▶ [Input data]
=== Begin Enclosure ===

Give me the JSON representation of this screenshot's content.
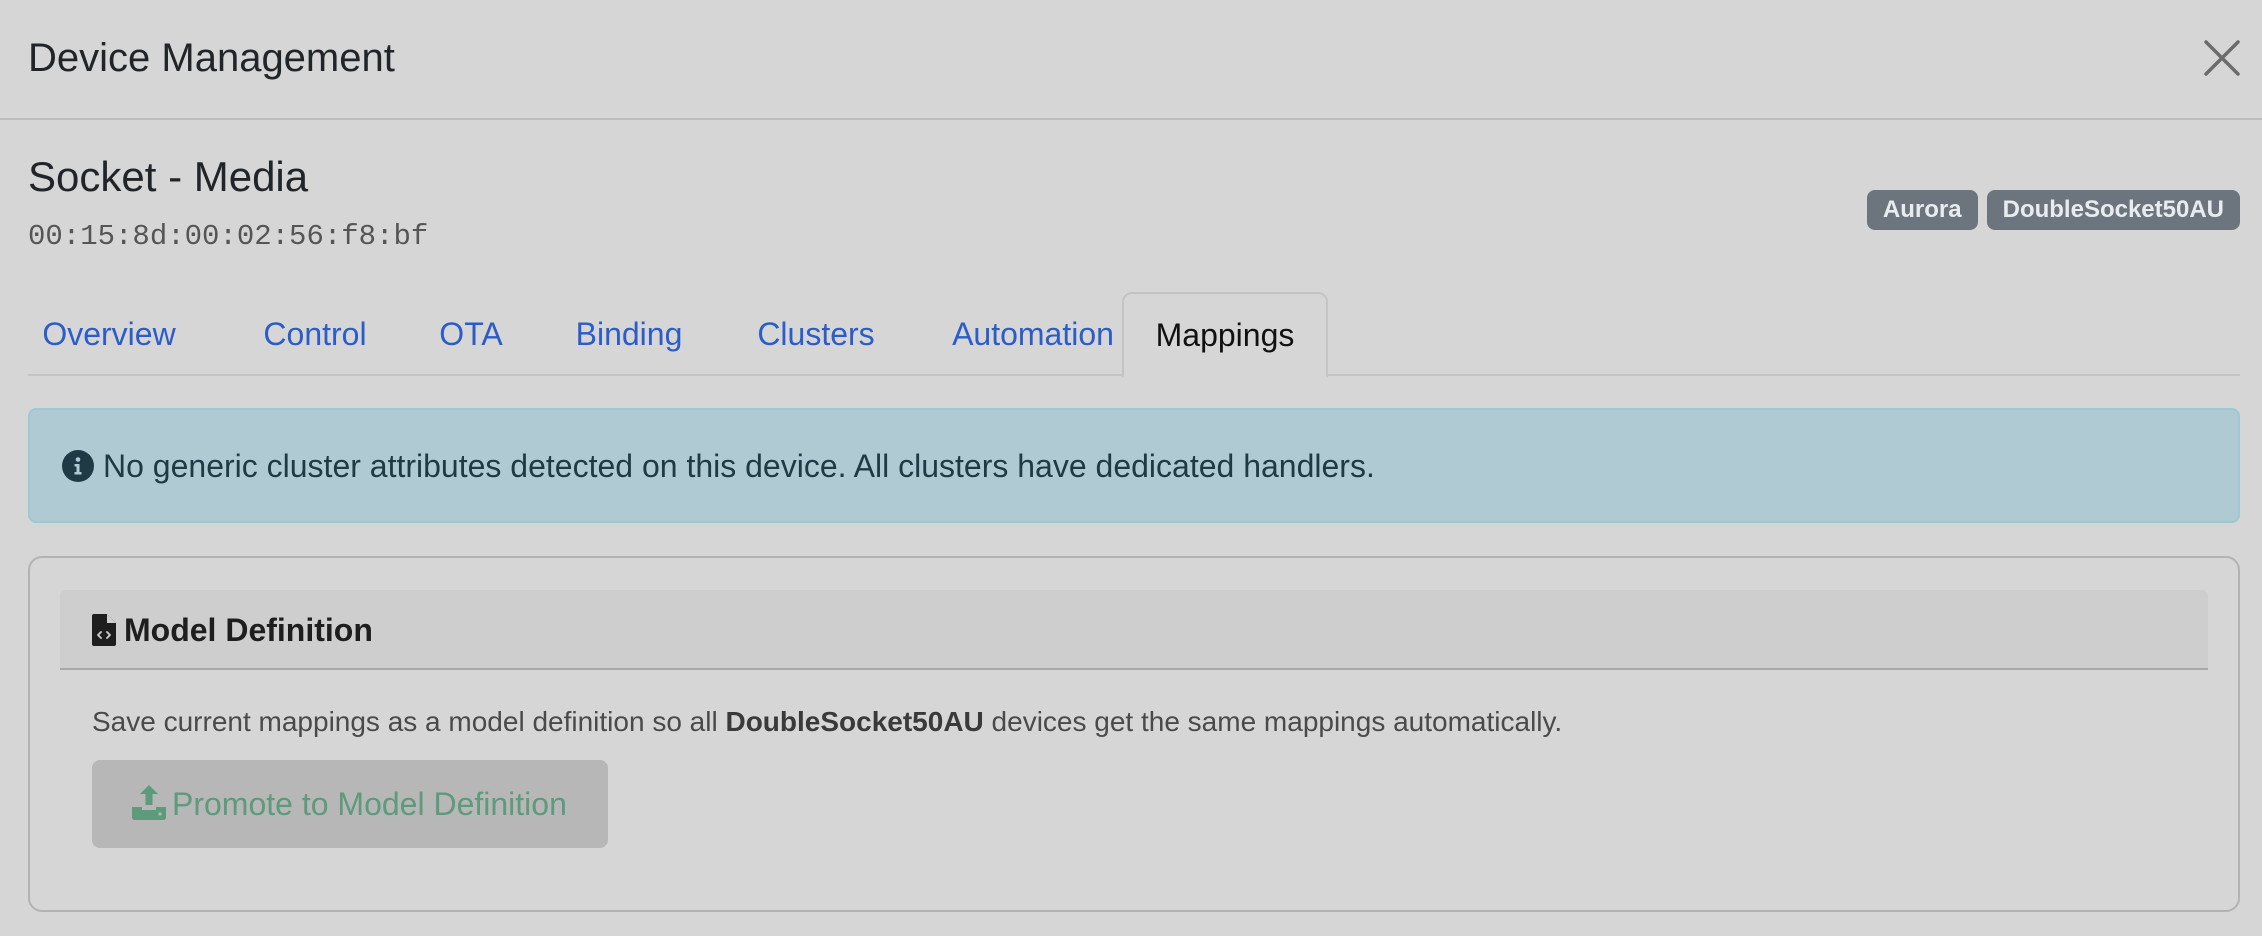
{
  "modal": {
    "title": "Device Management"
  },
  "device": {
    "name": "Socket - Media",
    "mac": "00:15:8d:00:02:56:f8:bf",
    "badges": [
      "Aurora",
      "DoubleSocket50AU"
    ]
  },
  "tabs": [
    {
      "label": "Overview"
    },
    {
      "label": "Control"
    },
    {
      "label": "OTA"
    },
    {
      "label": "Binding"
    },
    {
      "label": "Clusters"
    },
    {
      "label": "Automation"
    },
    {
      "label": "Mappings",
      "active": true
    }
  ],
  "alert": {
    "icon": "info-circle-icon",
    "text": "No generic cluster attributes detected on this device. All clusters have dedicated handlers."
  },
  "model_definition": {
    "icon": "file-code-icon",
    "title": "Model Definition",
    "description_before": "Save current mappings as a model definition so all ",
    "description_model": "DoubleSocket50AU",
    "description_after": " devices get the same mappings automatically.",
    "button_icon": "upload-icon",
    "button_label": "Promote to Model Definition"
  },
  "colors": {
    "background": "#d6d6d6",
    "link": "#2b5cc7",
    "alert_bg": "#b0cad4",
    "badge_bg": "#6c757d",
    "button_text": "#5e9a7c"
  }
}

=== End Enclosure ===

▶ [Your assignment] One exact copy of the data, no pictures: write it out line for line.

▶ [Answer to this exercise]
Give me the JSON representation of this screenshot's content.
{
  "modal": {
    "title": "Device Management"
  },
  "device": {
    "name": "Socket - Media",
    "mac": "00:15:8d:00:02:56:f8:bf",
    "badges": [
      "Aurora",
      "DoubleSocket50AU"
    ]
  },
  "tabs": [
    {
      "label": "Overview"
    },
    {
      "label": "Control"
    },
    {
      "label": "OTA"
    },
    {
      "label": "Binding"
    },
    {
      "label": "Clusters"
    },
    {
      "label": "Automation"
    },
    {
      "label": "Mappings",
      "active": true
    }
  ],
  "alert": {
    "icon": "info-circle-icon",
    "text": "No generic cluster attributes detected on this device. All clusters have dedicated handlers."
  },
  "model_definition": {
    "icon": "file-code-icon",
    "title": "Model Definition",
    "description_before": "Save current mappings as a model definition so all ",
    "description_model": "DoubleSocket50AU",
    "description_after": " devices get the same mappings automatically.",
    "button_icon": "upload-icon",
    "button_label": "Promote to Model Definition"
  },
  "colors": {
    "background": "#d6d6d6",
    "link": "#2b5cc7",
    "alert_bg": "#b0cad4",
    "badge_bg": "#6c757d",
    "button_text": "#5e9a7c"
  }
}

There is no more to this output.